- _Task item_
Each line of the data holding "апреля" should be found and copied.

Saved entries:
# # # #

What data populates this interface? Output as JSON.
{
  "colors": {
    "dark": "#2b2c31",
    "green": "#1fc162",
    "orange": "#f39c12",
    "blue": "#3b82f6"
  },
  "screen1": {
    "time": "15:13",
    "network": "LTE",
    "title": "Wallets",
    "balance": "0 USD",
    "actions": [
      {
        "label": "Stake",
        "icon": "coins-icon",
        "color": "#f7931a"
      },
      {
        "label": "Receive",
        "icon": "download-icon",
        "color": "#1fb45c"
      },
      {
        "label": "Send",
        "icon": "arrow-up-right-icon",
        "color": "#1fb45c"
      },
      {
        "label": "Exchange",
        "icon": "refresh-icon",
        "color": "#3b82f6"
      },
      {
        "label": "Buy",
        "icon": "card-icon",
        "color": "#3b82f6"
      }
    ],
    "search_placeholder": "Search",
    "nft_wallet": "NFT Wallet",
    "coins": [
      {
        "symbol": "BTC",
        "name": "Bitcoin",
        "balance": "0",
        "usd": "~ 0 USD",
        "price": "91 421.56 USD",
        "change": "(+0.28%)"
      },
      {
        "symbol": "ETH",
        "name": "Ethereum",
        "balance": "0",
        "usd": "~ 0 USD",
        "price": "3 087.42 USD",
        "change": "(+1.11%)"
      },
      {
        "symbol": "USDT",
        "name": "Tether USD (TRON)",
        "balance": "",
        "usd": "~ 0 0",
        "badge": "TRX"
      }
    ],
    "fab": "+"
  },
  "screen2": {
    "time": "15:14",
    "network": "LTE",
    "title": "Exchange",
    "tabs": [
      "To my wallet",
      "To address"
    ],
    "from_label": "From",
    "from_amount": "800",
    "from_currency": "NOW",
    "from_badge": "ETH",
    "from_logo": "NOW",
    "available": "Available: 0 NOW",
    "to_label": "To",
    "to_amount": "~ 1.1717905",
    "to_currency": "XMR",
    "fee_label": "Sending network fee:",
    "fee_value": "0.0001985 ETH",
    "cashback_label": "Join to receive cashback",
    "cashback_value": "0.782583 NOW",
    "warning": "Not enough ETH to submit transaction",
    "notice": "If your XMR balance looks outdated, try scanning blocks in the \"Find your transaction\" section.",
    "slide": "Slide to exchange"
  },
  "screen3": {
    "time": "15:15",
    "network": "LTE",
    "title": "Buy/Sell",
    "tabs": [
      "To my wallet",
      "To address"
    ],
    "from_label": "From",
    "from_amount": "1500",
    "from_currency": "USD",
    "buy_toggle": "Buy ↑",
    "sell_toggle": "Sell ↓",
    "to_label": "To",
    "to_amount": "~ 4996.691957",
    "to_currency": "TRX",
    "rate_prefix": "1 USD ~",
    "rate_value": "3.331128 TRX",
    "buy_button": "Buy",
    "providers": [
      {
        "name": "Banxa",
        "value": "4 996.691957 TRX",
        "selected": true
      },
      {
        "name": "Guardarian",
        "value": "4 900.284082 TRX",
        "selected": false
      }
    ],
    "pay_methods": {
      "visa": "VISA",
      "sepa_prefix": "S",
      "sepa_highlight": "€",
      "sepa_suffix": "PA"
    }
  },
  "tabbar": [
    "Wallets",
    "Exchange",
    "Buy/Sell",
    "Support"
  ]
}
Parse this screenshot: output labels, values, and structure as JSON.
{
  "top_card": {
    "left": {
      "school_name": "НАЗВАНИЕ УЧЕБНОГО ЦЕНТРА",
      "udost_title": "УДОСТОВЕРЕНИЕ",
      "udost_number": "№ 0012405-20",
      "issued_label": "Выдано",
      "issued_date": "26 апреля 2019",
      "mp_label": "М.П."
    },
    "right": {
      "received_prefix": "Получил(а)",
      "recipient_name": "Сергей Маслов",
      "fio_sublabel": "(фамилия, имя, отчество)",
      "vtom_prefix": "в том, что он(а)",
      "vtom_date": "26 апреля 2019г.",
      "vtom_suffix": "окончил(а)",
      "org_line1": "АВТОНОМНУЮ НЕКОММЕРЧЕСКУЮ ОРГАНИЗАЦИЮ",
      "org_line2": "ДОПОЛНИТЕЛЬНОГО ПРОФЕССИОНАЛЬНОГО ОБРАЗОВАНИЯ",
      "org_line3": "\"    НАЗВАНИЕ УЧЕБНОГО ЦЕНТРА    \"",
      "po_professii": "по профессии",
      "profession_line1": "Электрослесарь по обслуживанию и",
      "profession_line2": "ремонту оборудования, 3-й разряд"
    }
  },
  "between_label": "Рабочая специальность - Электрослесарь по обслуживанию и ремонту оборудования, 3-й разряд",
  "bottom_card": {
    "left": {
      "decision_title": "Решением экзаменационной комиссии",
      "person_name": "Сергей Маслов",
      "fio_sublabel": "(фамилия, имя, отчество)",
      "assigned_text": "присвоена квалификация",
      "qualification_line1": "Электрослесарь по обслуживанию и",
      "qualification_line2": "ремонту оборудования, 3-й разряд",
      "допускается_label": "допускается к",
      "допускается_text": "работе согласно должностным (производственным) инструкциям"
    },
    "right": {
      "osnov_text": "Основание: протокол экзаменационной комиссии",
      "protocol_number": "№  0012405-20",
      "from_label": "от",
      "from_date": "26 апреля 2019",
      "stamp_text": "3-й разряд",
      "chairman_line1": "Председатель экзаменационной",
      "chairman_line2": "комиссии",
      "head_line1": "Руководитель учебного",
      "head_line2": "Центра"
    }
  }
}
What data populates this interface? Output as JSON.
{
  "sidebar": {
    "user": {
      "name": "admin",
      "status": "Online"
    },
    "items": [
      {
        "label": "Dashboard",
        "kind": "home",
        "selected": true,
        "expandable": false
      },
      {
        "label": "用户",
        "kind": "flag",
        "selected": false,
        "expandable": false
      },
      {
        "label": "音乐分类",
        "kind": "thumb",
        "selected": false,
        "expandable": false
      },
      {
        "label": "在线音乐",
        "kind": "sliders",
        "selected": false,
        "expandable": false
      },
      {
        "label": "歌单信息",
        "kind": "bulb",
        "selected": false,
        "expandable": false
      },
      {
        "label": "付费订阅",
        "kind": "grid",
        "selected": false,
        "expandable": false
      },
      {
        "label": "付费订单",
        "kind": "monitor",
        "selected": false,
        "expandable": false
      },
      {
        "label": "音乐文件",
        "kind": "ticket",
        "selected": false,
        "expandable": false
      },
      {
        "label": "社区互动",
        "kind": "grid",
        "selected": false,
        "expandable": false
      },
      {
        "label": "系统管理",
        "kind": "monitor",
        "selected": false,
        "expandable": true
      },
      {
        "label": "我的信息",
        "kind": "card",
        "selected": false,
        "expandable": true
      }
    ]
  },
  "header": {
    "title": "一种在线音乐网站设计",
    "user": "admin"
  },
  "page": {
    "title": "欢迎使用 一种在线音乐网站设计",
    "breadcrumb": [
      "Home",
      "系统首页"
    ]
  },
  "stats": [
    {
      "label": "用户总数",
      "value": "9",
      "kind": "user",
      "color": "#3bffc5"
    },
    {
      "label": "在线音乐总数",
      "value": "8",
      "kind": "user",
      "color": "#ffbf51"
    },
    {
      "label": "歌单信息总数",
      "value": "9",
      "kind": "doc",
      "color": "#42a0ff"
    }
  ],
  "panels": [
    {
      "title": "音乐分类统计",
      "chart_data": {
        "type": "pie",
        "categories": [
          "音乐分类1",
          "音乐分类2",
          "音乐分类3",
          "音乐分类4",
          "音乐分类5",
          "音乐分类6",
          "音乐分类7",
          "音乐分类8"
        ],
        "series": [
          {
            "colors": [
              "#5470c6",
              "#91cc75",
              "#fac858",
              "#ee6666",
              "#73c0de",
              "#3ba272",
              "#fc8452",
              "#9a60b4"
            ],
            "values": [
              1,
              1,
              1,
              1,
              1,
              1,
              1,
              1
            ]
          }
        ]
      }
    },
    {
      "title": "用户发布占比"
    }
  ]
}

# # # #

- _Response for this exercise_
      "issued_date": "26 апреля 2019",
      "vtom_date": "26 апреля 2019г.",
      "from_date": "26 апреля 2019",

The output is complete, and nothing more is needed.